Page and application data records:
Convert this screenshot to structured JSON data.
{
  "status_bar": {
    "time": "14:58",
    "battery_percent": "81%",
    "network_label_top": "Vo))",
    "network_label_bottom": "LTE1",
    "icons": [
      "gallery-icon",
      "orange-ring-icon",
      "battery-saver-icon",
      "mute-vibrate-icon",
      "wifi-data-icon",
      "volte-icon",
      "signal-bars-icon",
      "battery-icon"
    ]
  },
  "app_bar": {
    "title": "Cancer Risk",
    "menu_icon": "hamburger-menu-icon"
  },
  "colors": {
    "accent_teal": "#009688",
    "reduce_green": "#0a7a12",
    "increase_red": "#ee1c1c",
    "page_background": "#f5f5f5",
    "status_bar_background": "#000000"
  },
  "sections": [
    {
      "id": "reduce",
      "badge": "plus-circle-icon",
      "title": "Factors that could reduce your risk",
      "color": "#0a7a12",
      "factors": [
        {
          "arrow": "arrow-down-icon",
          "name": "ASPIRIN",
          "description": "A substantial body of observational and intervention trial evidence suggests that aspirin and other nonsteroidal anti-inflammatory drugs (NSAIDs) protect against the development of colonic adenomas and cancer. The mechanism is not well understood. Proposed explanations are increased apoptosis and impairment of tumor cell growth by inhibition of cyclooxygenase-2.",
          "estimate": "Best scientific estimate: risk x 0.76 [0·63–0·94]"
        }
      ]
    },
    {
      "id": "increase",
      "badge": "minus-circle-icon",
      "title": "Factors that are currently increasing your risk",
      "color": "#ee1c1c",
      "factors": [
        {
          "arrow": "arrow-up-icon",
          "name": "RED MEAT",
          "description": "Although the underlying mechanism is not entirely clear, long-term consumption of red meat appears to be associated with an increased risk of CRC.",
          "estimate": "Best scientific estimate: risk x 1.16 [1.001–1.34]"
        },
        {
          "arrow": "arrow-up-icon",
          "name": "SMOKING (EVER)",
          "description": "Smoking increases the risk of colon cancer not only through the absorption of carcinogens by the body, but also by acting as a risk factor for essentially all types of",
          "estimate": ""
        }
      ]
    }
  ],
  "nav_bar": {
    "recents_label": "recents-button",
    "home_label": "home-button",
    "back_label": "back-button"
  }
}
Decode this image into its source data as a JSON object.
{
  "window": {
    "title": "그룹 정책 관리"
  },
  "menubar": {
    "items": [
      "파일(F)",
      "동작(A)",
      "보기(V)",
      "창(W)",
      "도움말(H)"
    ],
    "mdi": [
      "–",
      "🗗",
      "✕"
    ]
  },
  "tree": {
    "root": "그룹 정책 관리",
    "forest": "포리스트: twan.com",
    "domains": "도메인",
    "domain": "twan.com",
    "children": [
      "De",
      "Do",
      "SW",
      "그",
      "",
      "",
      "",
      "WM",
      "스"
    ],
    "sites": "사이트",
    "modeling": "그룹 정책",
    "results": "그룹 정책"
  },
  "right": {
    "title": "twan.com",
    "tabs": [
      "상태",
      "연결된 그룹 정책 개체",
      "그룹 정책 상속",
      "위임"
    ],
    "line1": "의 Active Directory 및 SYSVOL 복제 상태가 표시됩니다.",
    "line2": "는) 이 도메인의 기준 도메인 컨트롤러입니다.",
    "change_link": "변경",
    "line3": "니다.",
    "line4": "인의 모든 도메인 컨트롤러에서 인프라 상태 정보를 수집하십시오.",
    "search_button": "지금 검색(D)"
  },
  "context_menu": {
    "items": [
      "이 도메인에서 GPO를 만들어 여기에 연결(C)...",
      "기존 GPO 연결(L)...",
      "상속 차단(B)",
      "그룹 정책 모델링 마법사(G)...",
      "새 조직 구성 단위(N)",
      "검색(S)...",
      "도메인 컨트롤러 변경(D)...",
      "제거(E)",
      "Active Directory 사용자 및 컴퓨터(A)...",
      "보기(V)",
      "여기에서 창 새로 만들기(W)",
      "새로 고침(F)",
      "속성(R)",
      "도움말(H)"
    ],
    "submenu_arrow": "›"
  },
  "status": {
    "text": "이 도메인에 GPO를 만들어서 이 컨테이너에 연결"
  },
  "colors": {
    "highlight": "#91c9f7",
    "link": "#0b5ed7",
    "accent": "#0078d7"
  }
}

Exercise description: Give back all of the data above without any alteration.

Written reply:
Convert this screenshot to structured JSON data.
{
  "status_bar": {
    "time": "14:58",
    "battery_percent": "81%",
    "network_label_top": "Vo))",
    "network_label_bottom": "LTE1",
    "icons": [
      "gallery-icon",
      "orange-ring-icon",
      "battery-saver-icon",
      "mute-vibrate-icon",
      "wifi-data-icon",
      "volte-icon",
      "signal-bars-icon",
      "battery-icon"
    ]
  },
  "app_bar": {
    "title": "Cancer Risk",
    "menu_icon": "hamburger-menu-icon"
  },
  "colors": {
    "accent_teal": "#009688",
    "reduce_green": "#0a7a12",
    "increase_red": "#ee1c1c",
    "page_background": "#f5f5f5",
    "status_bar_background": "#000000"
  },
  "sections": [
    {
      "id": "reduce",
      "badge": "plus-circle-icon",
      "title": "Factors that could reduce your risk",
      "color": "#0a7a12",
      "factors": [
        {
          "arrow": "arrow-down-icon",
          "name": "ASPIRIN",
          "description": "A substantial body of observational and intervention trial evidence suggests that aspirin and other nonsteroidal anti-inflammatory drugs (NSAIDs) protect against the development of colonic adenomas and cancer. The mechanism is not well understood. Proposed explanations are increased apoptosis and impairment of tumor cell growth by inhibition of cyclooxygenase-2.",
          "estimate": "Best scientific estimate: risk x 0.76 [0·63–0·94]"
        }
      ]
    },
    {
      "id": "increase",
      "badge": "minus-circle-icon",
      "title": "Factors that are currently increasing your risk",
      "color": "#ee1c1c",
      "factors": [
        {
          "arrow": "arrow-up-icon",
          "name": "RED MEAT",
          "description": "Although the underlying mechanism is not entirely clear, long-term consumption of red meat appears to be associated with an increased risk of CRC.",
          "estimate": "Best scientific estimate: risk x 1.16 [1.001–1.34]"
        },
        {
          "arrow": "arrow-up-icon",
          "name": "SMOKING (EVER)",
          "description": "Smoking increases the risk of colon cancer not only through the absorption of carcinogens by the body, but also by acting as a risk factor for essentially all types of",
          "estimate": ""
        }
      ]
    }
  ],
  "nav_bar": {
    "recents_label": "recents-button",
    "home_label": "home-button",
    "back_label": "back-button"
  }
}
Decode this image into its source data as a JSON object.
{
  "window": {
    "title": "그룹 정책 관리"
  },
  "menubar": {
    "items": [
      "파일(F)",
      "동작(A)",
      "보기(V)",
      "창(W)",
      "도움말(H)"
    ],
    "mdi": [
      "–",
      "🗗",
      "✕"
    ]
  },
  "tree": {
    "root": "그룹 정책 관리",
    "forest": "포리스트: twan.com",
    "domains": "도메인",
    "domain": "twan.com",
    "children": [
      "De",
      "Do",
      "SW",
      "그",
      "",
      "",
      "",
      "WM",
      "스"
    ],
    "sites": "사이트",
    "modeling": "그룹 정책",
    "results": "그룹 정책"
  },
  "right": {
    "title": "twan.com",
    "tabs": [
      "상태",
      "연결된 그룹 정책 개체",
      "그룹 정책 상속",
      "위임"
    ],
    "line1": "의 Active Directory 및 SYSVOL 복제 상태가 표시됩니다.",
    "line2": "는) 이 도메인의 기준 도메인 컨트롤러입니다.",
    "change_link": "변경",
    "line3": "니다.",
    "line4": "인의 모든 도메인 컨트롤러에서 인프라 상태 정보를 수집하십시오.",
    "search_button": "지금 검색(D)"
  },
  "context_menu": {
    "items": [
      "이 도메인에서 GPO를 만들어 여기에 연결(C)...",
      "기존 GPO 연결(L)...",
      "상속 차단(B)",
      "그룹 정책 모델링 마법사(G)...",
      "새 조직 구성 단위(N)",
      "검색(S)...",
      "도메인 컨트롤러 변경(D)...",
      "제거(E)",
      "Active Directory 사용자 및 컴퓨터(A)...",
      "보기(V)",
      "여기에서 창 새로 만들기(W)",
      "새로 고침(F)",
      "속성(R)",
      "도움말(H)"
    ],
    "submenu_arrow": "›"
  },
  "status": {
    "text": "이 도메인에 GPO를 만들어서 이 컨테이너에 연결"
  },
  "colors": {
    "highlight": "#91c9f7",
    "link": "#0b5ed7",
    "accent": "#0078d7"
  }
}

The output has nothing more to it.